Excerpts from an interface dataset:
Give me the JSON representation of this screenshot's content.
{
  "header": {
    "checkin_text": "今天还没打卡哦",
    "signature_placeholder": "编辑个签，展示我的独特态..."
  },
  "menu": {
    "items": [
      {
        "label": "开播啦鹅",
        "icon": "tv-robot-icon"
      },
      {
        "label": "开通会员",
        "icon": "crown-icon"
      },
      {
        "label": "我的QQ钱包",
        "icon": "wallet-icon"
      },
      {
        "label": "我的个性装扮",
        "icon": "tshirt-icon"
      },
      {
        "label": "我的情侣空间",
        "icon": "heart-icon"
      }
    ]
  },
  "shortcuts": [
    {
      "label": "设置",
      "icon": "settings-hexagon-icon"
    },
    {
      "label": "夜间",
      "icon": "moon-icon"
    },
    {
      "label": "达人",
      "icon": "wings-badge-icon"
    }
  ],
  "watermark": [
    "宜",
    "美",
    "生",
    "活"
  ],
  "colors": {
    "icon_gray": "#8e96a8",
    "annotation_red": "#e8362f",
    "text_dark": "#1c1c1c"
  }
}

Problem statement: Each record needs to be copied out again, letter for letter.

Your response:
Give me the JSON representation of this screenshot's content.
{
  "header": {
    "checkin_text": "今天还没打卡哦",
    "signature_placeholder": "编辑个签，展示我的独特态..."
  },
  "menu": {
    "items": [
      {
        "label": "开播啦鹅",
        "icon": "tv-robot-icon"
      },
      {
        "label": "开通会员",
        "icon": "crown-icon"
      },
      {
        "label": "我的QQ钱包",
        "icon": "wallet-icon"
      },
      {
        "label": "我的个性装扮",
        "icon": "tshirt-icon"
      },
      {
        "label": "我的情侣空间",
        "icon": "heart-icon"
      }
    ]
  },
  "shortcuts": [
    {
      "label": "设置",
      "icon": "settings-hexagon-icon"
    },
    {
      "label": "夜间",
      "icon": "moon-icon"
    },
    {
      "label": "达人",
      "icon": "wings-badge-icon"
    }
  ],
  "watermark": [
    "宜",
    "美",
    "生",
    "活"
  ],
  "colors": {
    "icon_gray": "#8e96a8",
    "annotation_red": "#e8362f",
    "text_dark": "#1c1c1c"
  }
}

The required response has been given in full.